=== Assignment ===
For the data below, report how many lines include the word "this", and write nothing else.

### Information supplied ###

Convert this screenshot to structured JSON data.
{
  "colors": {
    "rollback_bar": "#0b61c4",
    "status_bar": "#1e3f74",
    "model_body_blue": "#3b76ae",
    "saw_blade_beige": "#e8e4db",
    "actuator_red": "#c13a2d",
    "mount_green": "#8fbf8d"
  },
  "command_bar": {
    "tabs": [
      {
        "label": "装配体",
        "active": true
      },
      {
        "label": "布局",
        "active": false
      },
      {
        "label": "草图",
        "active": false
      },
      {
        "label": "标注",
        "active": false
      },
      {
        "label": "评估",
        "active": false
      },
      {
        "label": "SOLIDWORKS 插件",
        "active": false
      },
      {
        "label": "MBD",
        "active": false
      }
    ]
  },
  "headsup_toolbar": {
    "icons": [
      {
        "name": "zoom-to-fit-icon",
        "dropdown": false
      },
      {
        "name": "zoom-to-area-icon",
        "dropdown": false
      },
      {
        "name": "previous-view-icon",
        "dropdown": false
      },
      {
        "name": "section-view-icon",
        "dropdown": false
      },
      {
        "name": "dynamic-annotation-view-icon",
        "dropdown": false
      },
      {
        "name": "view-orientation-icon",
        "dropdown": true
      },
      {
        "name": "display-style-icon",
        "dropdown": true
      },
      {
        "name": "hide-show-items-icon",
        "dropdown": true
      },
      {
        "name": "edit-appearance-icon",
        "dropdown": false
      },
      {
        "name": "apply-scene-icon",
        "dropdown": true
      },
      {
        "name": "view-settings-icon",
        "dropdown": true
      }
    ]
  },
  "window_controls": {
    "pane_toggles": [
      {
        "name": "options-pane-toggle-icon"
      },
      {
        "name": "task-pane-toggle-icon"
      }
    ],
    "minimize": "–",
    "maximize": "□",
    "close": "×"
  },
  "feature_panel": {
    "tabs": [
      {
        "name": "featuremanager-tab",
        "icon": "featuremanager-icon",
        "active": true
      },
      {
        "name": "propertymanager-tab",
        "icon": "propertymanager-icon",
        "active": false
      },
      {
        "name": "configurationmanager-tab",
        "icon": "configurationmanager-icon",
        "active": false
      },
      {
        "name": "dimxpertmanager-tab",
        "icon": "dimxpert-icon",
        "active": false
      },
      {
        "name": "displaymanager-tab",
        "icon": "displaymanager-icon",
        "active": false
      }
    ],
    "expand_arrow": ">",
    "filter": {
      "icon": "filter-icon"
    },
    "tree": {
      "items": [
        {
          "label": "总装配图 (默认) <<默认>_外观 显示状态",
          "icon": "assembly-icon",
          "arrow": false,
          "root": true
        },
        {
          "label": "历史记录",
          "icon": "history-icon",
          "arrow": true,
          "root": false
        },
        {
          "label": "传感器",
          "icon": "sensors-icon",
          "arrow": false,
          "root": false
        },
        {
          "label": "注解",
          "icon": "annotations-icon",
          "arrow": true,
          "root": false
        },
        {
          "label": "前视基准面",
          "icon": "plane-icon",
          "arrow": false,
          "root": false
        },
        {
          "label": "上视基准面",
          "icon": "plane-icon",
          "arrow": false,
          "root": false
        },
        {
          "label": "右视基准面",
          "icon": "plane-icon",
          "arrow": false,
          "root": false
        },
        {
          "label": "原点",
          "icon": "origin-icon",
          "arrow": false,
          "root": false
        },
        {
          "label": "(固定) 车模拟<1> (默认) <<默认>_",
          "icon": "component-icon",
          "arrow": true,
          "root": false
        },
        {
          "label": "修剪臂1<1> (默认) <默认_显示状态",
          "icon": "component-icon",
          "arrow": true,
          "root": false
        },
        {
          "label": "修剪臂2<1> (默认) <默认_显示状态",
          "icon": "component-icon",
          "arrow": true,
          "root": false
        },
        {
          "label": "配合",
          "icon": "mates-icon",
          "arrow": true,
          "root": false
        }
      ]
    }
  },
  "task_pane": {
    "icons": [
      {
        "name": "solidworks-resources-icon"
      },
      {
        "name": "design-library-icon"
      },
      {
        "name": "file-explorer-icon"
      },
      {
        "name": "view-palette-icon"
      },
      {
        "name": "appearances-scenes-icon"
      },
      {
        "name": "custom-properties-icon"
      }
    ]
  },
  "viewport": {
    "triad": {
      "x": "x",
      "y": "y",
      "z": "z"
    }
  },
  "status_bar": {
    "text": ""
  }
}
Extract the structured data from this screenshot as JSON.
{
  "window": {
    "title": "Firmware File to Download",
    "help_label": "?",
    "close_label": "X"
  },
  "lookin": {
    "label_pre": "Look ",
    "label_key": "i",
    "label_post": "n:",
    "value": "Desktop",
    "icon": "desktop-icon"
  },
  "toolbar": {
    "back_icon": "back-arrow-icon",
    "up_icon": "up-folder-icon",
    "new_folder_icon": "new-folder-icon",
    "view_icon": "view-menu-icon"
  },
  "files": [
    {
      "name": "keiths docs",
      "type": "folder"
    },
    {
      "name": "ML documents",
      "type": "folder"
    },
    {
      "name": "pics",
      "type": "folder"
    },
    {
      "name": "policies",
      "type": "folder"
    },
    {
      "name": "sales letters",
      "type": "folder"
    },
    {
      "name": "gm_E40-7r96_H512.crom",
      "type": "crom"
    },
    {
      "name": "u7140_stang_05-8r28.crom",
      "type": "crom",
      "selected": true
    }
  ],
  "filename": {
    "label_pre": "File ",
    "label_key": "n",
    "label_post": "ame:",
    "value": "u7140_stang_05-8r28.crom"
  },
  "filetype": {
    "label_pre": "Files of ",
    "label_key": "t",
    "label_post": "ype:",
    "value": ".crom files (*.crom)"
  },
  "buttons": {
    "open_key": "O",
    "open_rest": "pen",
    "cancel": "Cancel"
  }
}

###

=== Answer space ===
2